> **REQUIRED ACTION**
Check the listing that follows and work out how many lines include "placeholder". The reply is that number alone.

> **RECORDED INFORMATION**
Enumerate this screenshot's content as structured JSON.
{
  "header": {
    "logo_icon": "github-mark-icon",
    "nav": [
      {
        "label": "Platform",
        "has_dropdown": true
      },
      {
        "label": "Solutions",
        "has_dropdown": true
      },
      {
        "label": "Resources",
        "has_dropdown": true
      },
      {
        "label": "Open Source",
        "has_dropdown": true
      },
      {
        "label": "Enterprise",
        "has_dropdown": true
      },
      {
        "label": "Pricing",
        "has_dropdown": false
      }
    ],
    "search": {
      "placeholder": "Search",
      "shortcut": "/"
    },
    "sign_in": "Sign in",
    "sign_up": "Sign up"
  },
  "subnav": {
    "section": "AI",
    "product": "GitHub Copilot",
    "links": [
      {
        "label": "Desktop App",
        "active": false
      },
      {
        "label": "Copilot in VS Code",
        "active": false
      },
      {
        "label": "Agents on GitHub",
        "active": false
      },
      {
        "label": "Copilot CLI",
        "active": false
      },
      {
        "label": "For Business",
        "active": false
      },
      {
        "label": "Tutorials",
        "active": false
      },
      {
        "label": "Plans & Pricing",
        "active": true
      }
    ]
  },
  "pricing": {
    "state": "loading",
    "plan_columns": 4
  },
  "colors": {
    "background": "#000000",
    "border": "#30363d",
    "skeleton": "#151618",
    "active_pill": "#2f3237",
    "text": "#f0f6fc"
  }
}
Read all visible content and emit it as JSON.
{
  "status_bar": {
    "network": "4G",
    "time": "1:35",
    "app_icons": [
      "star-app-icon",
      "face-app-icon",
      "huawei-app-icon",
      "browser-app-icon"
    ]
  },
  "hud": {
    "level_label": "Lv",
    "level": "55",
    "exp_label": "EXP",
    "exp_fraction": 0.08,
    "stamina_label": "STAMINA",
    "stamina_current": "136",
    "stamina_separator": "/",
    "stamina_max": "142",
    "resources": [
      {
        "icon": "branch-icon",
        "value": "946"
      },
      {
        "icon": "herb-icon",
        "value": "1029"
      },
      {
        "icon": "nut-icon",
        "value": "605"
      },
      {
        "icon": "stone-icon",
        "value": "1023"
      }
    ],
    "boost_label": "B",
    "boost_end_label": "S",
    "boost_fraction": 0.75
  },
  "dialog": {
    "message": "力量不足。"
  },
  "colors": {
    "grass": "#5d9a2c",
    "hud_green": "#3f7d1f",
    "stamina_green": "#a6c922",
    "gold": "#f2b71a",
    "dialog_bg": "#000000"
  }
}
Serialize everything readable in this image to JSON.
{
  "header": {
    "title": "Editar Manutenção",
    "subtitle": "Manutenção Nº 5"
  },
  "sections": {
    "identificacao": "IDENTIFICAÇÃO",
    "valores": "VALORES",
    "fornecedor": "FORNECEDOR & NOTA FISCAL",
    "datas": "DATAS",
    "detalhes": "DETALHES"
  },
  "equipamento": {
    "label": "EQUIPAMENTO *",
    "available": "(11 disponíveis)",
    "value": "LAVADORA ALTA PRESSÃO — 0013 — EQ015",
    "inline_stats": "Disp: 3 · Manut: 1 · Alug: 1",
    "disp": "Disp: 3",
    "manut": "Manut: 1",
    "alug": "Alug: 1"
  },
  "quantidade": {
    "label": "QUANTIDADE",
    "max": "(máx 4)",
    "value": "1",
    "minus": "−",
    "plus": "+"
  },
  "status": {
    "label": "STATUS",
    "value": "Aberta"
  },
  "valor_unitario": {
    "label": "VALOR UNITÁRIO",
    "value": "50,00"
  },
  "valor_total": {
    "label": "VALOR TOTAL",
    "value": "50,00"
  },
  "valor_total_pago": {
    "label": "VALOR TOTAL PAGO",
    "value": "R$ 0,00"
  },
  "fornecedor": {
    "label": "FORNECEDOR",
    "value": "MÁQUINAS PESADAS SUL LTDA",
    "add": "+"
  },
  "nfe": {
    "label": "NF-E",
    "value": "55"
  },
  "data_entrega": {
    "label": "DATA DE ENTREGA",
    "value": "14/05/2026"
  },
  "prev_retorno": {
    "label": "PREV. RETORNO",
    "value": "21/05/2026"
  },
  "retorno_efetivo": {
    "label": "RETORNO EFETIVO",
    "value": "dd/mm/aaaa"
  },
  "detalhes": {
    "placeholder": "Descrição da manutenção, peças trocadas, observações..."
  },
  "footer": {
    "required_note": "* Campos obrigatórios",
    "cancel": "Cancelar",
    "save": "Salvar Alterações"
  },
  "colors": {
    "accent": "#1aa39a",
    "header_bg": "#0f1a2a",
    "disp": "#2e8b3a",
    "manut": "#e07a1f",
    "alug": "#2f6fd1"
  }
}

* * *

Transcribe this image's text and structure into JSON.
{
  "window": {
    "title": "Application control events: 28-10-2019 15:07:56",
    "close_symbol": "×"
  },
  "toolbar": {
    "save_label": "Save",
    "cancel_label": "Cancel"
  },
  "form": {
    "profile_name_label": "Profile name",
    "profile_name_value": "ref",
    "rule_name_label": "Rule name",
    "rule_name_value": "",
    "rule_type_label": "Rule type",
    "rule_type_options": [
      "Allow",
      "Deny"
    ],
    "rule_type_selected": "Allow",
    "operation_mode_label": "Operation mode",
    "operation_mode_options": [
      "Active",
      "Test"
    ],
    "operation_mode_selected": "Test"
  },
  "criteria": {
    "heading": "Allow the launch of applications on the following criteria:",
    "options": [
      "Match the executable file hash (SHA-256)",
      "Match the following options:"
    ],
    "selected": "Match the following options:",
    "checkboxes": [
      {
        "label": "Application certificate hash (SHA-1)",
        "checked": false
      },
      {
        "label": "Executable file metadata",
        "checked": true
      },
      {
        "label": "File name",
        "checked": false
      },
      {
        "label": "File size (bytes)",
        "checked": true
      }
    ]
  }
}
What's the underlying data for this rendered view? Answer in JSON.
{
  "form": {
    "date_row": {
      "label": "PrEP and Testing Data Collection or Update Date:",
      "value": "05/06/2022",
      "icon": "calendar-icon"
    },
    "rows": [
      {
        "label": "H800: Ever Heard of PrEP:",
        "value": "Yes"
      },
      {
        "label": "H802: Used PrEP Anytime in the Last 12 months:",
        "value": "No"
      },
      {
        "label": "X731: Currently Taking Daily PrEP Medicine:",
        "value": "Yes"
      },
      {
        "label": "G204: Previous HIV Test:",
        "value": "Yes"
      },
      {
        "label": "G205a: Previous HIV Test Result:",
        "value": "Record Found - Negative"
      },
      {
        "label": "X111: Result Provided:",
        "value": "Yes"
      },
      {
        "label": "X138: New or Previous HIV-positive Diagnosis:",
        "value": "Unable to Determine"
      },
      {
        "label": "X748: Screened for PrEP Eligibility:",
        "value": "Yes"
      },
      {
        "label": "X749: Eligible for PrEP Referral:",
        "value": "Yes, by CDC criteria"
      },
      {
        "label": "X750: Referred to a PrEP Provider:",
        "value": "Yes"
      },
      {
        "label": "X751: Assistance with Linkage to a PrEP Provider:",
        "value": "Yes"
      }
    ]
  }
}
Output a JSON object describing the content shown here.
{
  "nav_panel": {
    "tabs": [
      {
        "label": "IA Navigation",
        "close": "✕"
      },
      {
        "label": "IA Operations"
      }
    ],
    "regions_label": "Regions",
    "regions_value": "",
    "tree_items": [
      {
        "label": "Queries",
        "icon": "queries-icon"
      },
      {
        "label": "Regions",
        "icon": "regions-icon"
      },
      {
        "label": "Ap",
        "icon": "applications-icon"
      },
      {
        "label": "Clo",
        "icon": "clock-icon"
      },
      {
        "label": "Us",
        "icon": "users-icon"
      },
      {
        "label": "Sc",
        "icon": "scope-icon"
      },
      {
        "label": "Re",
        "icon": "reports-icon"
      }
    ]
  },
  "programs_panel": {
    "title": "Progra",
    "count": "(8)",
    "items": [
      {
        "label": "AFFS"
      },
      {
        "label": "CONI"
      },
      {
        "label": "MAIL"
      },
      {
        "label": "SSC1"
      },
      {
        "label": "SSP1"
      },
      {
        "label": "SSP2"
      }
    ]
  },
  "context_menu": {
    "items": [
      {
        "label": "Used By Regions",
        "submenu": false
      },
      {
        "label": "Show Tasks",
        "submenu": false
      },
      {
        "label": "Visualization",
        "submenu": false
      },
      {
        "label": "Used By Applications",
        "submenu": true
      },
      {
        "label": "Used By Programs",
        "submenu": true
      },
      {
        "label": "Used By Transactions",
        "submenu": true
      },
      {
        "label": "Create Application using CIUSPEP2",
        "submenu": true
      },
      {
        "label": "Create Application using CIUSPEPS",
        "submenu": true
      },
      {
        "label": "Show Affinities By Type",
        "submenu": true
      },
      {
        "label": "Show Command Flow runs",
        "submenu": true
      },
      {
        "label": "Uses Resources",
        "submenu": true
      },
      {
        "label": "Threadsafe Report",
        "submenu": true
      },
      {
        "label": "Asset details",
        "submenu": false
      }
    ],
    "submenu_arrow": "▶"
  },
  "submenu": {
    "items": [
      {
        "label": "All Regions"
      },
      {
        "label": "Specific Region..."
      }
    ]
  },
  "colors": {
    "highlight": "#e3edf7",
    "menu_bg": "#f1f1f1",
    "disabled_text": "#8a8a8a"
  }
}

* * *

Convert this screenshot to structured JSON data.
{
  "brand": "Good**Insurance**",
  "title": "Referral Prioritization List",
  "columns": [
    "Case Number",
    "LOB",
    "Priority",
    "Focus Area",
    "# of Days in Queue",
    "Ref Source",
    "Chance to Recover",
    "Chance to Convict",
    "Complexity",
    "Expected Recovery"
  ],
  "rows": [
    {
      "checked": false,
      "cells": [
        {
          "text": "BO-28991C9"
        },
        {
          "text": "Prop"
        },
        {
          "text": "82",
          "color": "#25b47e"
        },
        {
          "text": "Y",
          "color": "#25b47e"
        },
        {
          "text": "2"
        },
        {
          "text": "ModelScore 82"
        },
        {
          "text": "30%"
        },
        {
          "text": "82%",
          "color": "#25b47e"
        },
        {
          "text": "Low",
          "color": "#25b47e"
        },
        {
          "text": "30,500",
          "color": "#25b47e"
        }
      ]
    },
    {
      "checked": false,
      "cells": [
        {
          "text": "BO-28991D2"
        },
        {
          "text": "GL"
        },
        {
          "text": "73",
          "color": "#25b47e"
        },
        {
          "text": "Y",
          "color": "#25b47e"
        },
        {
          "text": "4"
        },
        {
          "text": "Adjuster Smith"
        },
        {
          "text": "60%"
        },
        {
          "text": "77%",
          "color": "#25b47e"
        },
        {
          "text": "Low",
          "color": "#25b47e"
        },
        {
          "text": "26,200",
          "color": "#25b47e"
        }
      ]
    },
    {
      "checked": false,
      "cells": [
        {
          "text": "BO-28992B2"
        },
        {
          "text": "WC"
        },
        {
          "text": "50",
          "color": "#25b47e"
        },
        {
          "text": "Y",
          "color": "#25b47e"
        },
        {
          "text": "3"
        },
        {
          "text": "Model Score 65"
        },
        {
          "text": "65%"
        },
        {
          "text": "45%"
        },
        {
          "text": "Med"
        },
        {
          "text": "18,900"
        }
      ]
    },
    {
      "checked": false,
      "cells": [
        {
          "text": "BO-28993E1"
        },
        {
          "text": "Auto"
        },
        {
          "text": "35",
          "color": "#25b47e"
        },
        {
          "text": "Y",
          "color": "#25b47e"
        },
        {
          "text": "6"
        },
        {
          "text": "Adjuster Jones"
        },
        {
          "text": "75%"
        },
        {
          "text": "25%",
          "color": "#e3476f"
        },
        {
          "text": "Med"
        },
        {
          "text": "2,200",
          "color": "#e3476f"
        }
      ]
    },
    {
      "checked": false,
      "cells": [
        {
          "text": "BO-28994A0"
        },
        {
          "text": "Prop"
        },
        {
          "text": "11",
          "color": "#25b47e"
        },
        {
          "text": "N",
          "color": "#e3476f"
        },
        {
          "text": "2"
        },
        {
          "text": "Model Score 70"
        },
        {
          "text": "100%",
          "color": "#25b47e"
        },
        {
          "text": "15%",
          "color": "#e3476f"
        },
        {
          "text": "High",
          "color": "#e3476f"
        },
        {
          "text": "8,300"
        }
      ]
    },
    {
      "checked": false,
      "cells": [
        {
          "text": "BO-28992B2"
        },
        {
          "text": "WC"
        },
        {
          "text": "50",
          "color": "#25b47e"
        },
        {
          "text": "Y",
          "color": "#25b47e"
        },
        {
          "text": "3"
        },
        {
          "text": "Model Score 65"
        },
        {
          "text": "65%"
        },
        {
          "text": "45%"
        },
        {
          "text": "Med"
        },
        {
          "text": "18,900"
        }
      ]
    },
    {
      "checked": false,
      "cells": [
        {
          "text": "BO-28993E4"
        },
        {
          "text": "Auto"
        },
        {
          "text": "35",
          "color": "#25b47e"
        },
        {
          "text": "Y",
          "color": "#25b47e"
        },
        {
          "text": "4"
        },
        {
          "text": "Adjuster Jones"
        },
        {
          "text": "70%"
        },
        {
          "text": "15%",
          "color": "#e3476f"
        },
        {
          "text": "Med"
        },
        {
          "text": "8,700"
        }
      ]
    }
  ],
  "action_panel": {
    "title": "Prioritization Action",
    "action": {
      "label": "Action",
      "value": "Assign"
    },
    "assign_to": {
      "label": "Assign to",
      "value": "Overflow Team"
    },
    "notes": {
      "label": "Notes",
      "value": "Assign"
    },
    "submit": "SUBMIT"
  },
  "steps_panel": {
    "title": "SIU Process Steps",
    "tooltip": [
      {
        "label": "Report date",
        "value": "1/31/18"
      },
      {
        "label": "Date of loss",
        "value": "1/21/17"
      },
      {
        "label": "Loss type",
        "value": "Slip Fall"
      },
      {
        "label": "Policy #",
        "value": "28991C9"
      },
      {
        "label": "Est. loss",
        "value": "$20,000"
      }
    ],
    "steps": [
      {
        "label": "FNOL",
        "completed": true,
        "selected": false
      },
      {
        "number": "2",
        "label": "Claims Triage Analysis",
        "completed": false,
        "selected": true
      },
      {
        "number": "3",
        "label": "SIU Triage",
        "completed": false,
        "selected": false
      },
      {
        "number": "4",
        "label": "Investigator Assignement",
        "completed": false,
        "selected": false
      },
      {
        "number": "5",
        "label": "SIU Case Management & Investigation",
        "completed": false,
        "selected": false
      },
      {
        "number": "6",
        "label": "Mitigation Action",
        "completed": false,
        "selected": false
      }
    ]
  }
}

> **YOUR RESPONSE**
2